(What to produce):
From the first line to the last, return the data exactly as it stands.

___ Listed entries

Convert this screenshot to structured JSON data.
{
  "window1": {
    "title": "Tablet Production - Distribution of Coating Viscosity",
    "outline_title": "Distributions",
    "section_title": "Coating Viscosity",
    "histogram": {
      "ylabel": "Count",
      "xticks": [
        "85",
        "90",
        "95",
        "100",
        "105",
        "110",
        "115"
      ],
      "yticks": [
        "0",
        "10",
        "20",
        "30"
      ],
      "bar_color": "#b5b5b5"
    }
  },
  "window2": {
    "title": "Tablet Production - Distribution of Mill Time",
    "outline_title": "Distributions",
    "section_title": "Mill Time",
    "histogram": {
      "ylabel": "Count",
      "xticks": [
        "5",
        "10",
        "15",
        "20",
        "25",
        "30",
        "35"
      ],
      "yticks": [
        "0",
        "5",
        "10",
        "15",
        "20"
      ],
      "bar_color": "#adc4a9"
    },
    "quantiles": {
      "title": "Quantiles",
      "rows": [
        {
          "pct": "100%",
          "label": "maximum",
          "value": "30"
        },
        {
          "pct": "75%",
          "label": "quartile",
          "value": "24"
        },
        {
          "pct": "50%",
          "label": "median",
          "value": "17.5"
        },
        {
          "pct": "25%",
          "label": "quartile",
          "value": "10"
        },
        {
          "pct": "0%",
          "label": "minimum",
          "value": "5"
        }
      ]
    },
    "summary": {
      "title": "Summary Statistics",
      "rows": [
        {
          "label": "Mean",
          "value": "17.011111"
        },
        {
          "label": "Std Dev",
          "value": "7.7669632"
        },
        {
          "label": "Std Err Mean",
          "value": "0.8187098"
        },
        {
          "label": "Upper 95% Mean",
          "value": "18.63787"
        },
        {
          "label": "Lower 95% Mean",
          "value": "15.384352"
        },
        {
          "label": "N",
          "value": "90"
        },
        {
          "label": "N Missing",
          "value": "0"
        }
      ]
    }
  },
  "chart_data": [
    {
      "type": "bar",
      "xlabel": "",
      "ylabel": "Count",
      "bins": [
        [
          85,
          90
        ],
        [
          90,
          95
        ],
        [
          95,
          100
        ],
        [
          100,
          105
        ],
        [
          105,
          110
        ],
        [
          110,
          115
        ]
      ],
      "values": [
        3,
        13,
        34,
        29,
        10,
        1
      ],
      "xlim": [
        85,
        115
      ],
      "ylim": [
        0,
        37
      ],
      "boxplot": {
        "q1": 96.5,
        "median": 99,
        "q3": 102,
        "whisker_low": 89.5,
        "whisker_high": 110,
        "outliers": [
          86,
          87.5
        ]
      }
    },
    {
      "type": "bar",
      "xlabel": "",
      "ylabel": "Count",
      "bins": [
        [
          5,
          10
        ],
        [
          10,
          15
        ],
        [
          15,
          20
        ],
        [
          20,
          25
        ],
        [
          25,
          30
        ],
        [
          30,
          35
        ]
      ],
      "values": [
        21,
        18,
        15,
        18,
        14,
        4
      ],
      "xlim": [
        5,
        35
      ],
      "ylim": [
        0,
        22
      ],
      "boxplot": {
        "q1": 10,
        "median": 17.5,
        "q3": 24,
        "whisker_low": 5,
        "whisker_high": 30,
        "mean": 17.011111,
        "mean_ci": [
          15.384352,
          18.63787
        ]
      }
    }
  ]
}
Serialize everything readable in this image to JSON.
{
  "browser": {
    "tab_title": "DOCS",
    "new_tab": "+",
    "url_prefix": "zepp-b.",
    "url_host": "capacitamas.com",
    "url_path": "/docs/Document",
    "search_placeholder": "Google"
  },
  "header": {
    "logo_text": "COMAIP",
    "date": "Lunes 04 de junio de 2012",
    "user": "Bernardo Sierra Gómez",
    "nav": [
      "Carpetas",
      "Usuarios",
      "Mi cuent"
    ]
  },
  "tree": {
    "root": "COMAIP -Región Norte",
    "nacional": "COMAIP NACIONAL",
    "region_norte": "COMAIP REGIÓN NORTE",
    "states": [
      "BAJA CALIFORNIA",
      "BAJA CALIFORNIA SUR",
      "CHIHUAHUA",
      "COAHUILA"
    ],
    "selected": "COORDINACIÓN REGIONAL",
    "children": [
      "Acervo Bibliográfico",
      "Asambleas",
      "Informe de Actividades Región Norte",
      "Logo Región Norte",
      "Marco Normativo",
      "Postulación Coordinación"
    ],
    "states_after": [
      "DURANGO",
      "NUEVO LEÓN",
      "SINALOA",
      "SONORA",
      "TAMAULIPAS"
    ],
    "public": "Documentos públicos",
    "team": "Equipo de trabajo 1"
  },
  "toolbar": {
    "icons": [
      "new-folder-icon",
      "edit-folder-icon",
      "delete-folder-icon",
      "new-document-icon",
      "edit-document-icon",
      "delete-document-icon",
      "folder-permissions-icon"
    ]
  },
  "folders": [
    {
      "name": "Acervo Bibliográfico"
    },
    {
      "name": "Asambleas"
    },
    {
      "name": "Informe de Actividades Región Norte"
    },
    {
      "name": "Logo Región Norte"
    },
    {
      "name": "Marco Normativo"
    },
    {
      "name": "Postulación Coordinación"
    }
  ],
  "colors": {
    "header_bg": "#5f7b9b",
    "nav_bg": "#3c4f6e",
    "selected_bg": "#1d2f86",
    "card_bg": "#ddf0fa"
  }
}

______

(Solution for this exercise):
Convert this screenshot to structured JSON data.
{
  "window1": {
    "title": "Tablet Production - Distribution of Coating Viscosity",
    "outline_title": "Distributions",
    "section_title": "Coating Viscosity",
    "histogram": {
      "ylabel": "Count",
      "xticks": [
        "85",
        "90",
        "95",
        "100",
        "105",
        "110",
        "115"
      ],
      "yticks": [
        "0",
        "10",
        "20",
        "30"
      ],
      "bar_color": "#b5b5b5"
    }
  },
  "window2": {
    "title": "Tablet Production - Distribution of Mill Time",
    "outline_title": "Distributions",
    "section_title": "Mill Time",
    "histogram": {
      "ylabel": "Count",
      "xticks": [
        "5",
        "10",
        "15",
        "20",
        "25",
        "30",
        "35"
      ],
      "yticks": [
        "0",
        "5",
        "10",
        "15",
        "20"
      ],
      "bar_color": "#adc4a9"
    },
    "quantiles": {
      "title": "Quantiles",
      "rows": [
        {
          "pct": "100%",
          "label": "maximum",
          "value": "30"
        },
        {
          "pct": "75%",
          "label": "quartile",
          "value": "24"
        },
        {
          "pct": "50%",
          "label": "median",
          "value": "17.5"
        },
        {
          "pct": "25%",
          "label": "quartile",
          "value": "10"
        },
        {
          "pct": "0%",
          "label": "minimum",
          "value": "5"
        }
      ]
    },
    "summary": {
      "title": "Summary Statistics",
      "rows": [
        {
          "label": "Mean",
          "value": "17.011111"
        },
        {
          "label": "Std Dev",
          "value": "7.7669632"
        },
        {
          "label": "Std Err Mean",
          "value": "0.8187098"
        },
        {
          "label": "Upper 95% Mean",
          "value": "18.63787"
        },
        {
          "label": "Lower 95% Mean",
          "value": "15.384352"
        },
        {
          "label": "N",
          "value": "90"
        },
        {
          "label": "N Missing",
          "value": "0"
        }
      ]
    }
  },
  "chart_data": [
    {
      "type": "bar",
      "xlabel": "",
      "ylabel": "Count",
      "bins": [
        [
          85,
          90
        ],
        [
          90,
          95
        ],
        [
          95,
          100
        ],
        [
          100,
          105
        ],
        [
          105,
          110
        ],
        [
          110,
          115
        ]
      ],
      "values": [
        3,
        13,
        34,
        29,
        10,
        1
      ],
      "xlim": [
        85,
        115
      ],
      "ylim": [
        0,
        37
      ],
      "boxplot": {
        "q1": 96.5,
        "median": 99,
        "q3": 102,
        "whisker_low": 89.5,
        "whisker_high": 110,
        "outliers": [
          86,
          87.5
        ]
      }
    },
    {
      "type": "bar",
      "xlabel": "",
      "ylabel": "Count",
      "bins": [
        [
          5,
          10
        ],
        [
          10,
          15
        ],
        [
          15,
          20
        ],
        [
          20,
          25
        ],
        [
          25,
          30
        ],
        [
          30,
          35
        ]
      ],
      "values": [
        21,
        18,
        15,
        18,
        14,
        4
      ],
      "xlim": [
        5,
        35
      ],
      "ylim": [
        0,
        22
      ],
      "boxplot": {
        "q1": 10,
        "median": 17.5,
        "q3": 24,
        "whisker_low": 5,
        "whisker_high": 30,
        "mean": 17.011111,
        "mean_ci": [
          15.384352,
          18.63787
        ]
      }
    }
  ]
}
Serialize everything readable in this image to JSON.
{
  "browser": {
    "tab_title": "DOCS",
    "new_tab": "+",
    "url_prefix": "zepp-b.",
    "url_host": "capacitamas.com",
    "url_path": "/docs/Document",
    "search_placeholder": "Google"
  },
  "header": {
    "logo_text": "COMAIP",
    "date": "Lunes 04 de junio de 2012",
    "user": "Bernardo Sierra Gómez",
    "nav": [
      "Carpetas",
      "Usuarios",
      "Mi cuent"
    ]
  },
  "tree": {
    "root": "COMAIP -Región Norte",
    "nacional": "COMAIP NACIONAL",
    "region_norte": "COMAIP REGIÓN NORTE",
    "states": [
      "BAJA CALIFORNIA",
      "BAJA CALIFORNIA SUR",
      "CHIHUAHUA",
      "COAHUILA"
    ],
    "selected": "COORDINACIÓN REGIONAL",
    "children": [
      "Acervo Bibliográfico",
      "Asambleas",
      "Informe de Actividades Región Norte",
      "Logo Región Norte",
      "Marco Normativo",
      "Postulación Coordinación"
    ],
    "states_after": [
      "DURANGO",
      "NUEVO LEÓN",
      "SINALOA",
      "SONORA",
      "TAMAULIPAS"
    ],
    "public": "Documentos públicos",
    "team": "Equipo de trabajo 1"
  },
  "toolbar": {
    "icons": [
      "new-folder-icon",
      "edit-folder-icon",
      "delete-folder-icon",
      "new-document-icon",
      "edit-document-icon",
      "delete-document-icon",
      "folder-permissions-icon"
    ]
  },
  "folders": [
    {
      "name": "Acervo Bibliográfico"
    },
    {
      "name": "Asambleas"
    },
    {
      "name": "Informe de Actividades Región Norte"
    },
    {
      "name": "Logo Región Norte"
    },
    {
      "name": "Marco Normativo"
    },
    {
      "name": "Postulación Coordinación"
    }
  ],
  "colors": {
    "header_bg": "#5f7b9b",
    "nav_bg": "#3c4f6e",
    "selected_bg": "#1d2f86",
    "card_bg": "#ddf0fa"
  }
}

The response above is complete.